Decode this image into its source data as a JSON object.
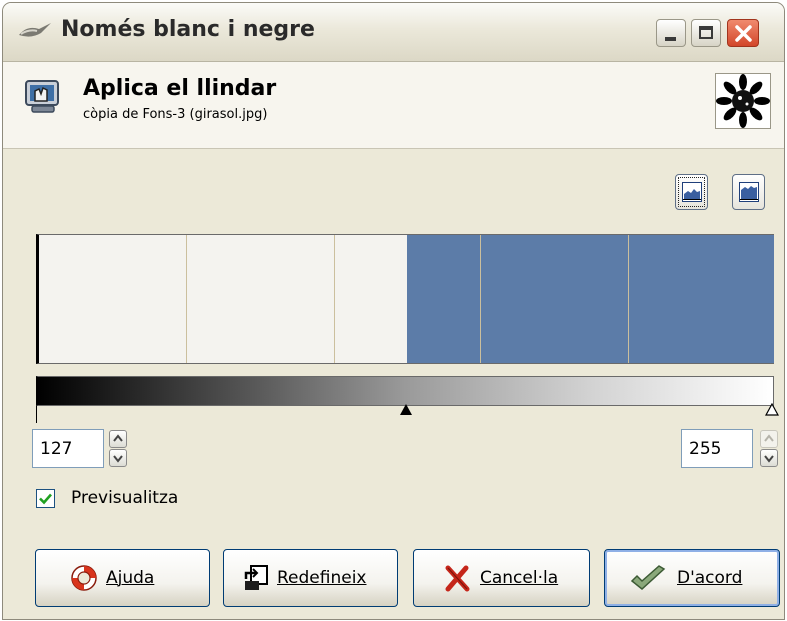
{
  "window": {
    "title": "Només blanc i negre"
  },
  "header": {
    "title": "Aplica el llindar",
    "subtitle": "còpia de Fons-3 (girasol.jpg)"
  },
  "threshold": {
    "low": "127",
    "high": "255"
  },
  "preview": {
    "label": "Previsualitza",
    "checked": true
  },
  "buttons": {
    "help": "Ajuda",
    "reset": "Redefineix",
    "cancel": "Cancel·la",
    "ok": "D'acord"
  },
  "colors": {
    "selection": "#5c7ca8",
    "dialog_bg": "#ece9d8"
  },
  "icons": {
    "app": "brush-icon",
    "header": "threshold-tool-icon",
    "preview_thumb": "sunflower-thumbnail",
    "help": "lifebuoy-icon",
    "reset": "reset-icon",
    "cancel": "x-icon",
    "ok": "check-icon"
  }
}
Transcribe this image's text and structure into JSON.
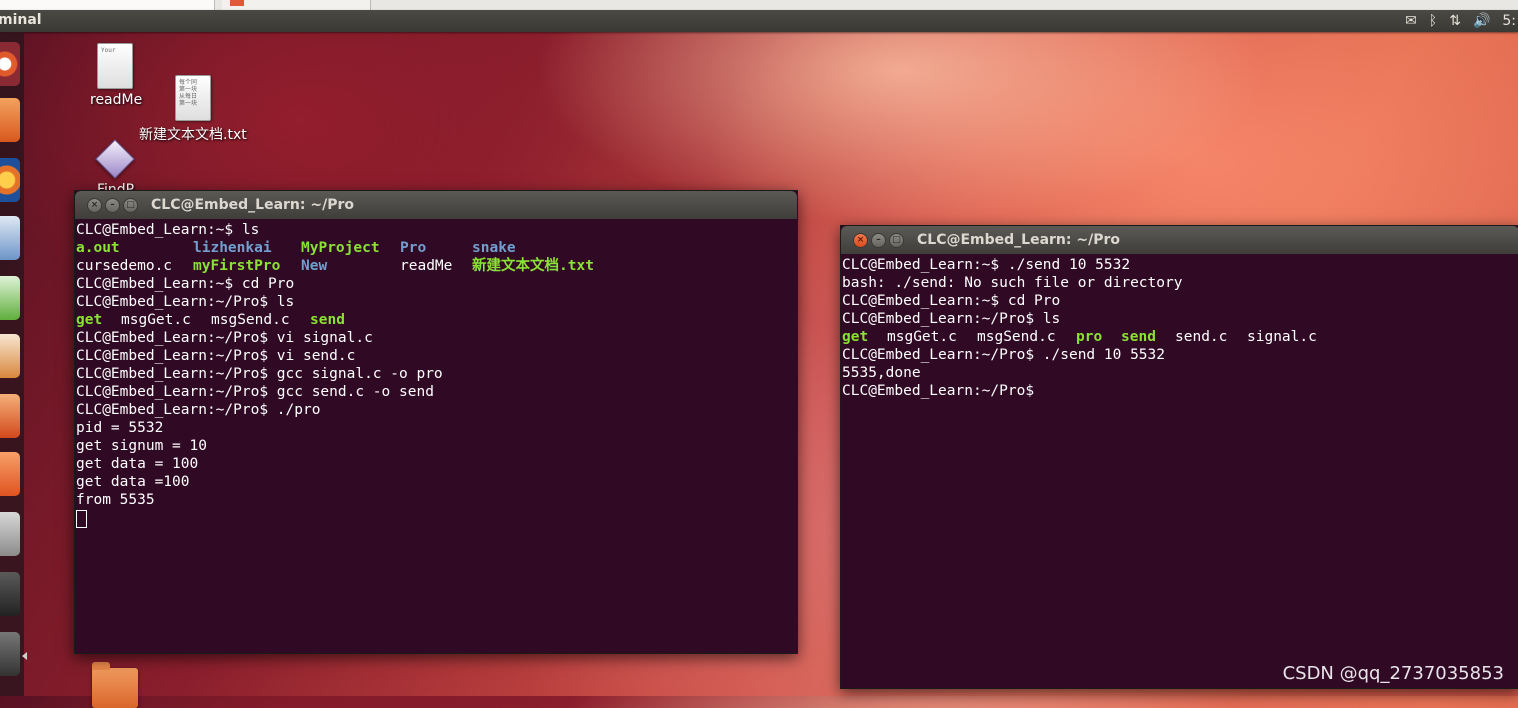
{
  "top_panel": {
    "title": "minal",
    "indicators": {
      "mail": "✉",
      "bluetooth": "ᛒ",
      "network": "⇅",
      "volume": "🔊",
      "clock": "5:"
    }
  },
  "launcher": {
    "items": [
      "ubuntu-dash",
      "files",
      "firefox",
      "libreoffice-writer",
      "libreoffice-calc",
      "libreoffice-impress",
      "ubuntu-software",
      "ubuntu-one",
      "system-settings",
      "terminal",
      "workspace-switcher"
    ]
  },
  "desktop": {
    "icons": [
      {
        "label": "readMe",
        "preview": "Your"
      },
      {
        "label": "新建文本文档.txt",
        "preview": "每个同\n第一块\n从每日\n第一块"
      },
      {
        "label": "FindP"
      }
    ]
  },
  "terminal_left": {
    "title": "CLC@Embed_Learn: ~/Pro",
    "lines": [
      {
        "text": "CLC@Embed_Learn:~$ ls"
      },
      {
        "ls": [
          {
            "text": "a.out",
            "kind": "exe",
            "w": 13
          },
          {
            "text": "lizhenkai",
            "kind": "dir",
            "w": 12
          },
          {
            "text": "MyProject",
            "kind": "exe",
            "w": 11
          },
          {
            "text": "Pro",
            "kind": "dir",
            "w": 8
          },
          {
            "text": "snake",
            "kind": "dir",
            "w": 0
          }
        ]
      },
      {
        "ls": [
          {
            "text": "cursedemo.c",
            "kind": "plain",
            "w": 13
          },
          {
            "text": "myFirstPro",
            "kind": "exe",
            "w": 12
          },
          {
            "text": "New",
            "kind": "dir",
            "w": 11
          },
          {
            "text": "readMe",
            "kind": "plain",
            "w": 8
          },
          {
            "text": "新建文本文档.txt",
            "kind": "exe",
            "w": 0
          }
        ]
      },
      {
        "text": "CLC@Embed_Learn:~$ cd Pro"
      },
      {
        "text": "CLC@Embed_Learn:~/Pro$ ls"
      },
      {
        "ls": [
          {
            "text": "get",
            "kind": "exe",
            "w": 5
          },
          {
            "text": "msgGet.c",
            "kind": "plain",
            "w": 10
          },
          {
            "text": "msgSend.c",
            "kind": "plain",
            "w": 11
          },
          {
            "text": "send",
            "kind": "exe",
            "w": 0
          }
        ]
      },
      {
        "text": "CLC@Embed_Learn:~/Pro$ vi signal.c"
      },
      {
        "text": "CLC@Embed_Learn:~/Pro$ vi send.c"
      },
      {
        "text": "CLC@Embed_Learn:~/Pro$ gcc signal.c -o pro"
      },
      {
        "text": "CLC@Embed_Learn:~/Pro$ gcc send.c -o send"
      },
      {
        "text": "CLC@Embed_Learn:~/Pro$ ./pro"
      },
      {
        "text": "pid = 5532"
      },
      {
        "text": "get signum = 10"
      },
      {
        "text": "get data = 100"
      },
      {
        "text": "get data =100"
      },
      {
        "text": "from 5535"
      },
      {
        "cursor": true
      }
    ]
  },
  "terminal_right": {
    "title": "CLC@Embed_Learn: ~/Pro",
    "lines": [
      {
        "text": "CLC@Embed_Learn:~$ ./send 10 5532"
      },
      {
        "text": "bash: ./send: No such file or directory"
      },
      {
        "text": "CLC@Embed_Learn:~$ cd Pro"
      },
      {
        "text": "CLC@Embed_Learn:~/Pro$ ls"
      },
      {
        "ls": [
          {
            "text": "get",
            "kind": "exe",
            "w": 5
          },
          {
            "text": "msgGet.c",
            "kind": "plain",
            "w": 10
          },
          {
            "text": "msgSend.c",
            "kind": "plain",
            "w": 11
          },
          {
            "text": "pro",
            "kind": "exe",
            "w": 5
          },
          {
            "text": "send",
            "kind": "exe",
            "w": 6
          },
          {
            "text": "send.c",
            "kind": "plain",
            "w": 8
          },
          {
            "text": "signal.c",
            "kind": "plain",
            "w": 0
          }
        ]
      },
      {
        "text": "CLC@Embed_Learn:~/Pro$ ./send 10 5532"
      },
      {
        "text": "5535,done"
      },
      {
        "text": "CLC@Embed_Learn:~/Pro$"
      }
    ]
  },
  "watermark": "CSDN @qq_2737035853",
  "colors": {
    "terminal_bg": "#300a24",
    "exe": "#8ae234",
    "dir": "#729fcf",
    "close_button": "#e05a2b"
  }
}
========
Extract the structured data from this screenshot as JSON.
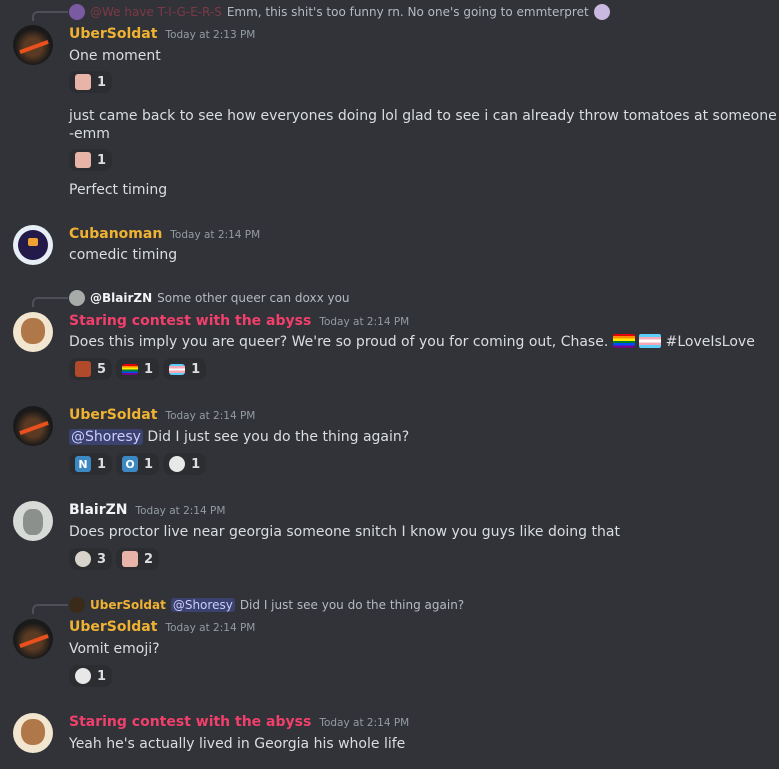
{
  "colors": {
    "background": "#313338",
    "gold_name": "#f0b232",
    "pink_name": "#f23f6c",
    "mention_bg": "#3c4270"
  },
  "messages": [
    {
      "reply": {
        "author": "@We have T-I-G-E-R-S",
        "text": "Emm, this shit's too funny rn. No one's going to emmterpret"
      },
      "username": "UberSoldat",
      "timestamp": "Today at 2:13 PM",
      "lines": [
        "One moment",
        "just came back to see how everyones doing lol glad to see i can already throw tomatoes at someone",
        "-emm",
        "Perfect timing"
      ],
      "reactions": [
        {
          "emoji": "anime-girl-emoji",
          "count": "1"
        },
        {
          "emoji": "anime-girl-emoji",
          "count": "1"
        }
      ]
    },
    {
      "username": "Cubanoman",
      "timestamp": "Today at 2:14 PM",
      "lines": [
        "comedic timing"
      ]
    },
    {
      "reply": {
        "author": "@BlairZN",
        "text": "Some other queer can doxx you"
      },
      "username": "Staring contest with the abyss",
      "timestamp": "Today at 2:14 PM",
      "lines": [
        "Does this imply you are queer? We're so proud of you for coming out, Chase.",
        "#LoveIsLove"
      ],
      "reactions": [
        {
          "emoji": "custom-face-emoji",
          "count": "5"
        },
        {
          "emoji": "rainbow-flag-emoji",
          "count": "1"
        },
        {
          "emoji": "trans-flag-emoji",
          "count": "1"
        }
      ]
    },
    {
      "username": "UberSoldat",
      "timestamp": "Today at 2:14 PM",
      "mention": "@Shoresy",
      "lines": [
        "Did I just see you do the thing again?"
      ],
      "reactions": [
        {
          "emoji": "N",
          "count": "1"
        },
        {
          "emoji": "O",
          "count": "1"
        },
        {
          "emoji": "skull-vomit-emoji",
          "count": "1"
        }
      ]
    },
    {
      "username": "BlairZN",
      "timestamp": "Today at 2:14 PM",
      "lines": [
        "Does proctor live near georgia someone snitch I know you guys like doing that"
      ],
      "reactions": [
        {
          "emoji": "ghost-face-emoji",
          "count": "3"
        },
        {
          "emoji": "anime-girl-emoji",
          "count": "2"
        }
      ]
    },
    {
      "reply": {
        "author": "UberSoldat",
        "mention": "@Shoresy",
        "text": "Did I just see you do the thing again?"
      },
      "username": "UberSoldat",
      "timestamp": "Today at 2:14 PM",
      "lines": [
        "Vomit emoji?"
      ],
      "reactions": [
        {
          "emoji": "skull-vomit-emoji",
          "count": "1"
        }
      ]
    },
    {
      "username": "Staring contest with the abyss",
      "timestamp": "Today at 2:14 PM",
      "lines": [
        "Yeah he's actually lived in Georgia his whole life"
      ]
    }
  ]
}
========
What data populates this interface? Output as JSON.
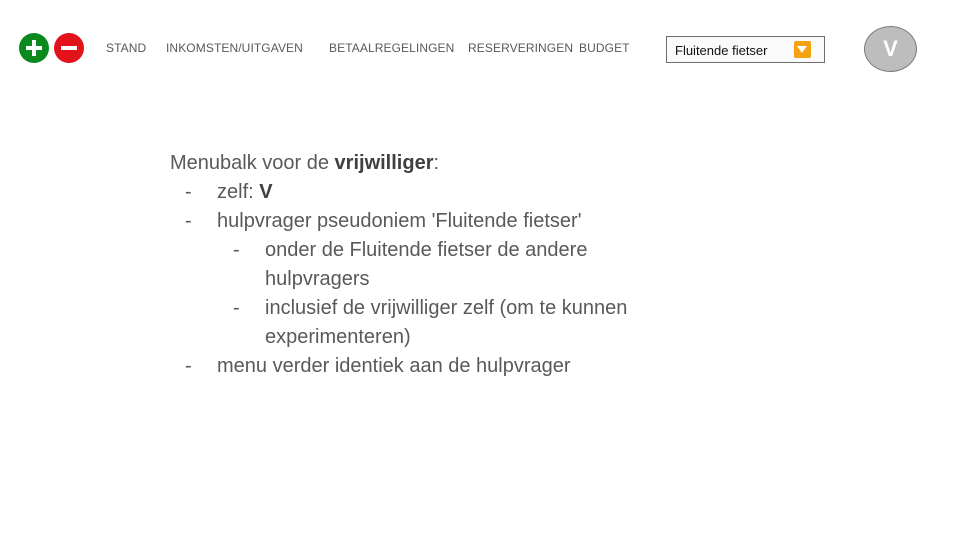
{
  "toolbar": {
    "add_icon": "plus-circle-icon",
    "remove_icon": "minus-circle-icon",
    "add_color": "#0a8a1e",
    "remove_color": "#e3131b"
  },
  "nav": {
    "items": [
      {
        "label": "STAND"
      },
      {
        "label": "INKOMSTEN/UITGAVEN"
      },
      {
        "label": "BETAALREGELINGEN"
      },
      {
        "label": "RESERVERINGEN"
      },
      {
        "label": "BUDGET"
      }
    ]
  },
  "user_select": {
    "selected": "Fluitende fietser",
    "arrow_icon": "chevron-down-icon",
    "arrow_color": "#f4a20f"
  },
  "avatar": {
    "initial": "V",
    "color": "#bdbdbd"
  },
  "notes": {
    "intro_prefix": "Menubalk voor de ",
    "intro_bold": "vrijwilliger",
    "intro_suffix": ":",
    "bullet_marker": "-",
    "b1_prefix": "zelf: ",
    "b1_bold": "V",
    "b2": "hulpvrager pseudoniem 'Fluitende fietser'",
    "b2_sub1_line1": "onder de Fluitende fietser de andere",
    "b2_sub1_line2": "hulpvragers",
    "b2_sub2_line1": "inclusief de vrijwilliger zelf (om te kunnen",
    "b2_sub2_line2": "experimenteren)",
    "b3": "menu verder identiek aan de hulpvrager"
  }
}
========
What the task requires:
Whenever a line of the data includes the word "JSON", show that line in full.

Response area:
Decode this image into its source data as a JSON object.
Transcribe this image's text and structure into JSON.
Extract the structured data from this screenshot as JSON.
What data populates this interface? Output as JSON.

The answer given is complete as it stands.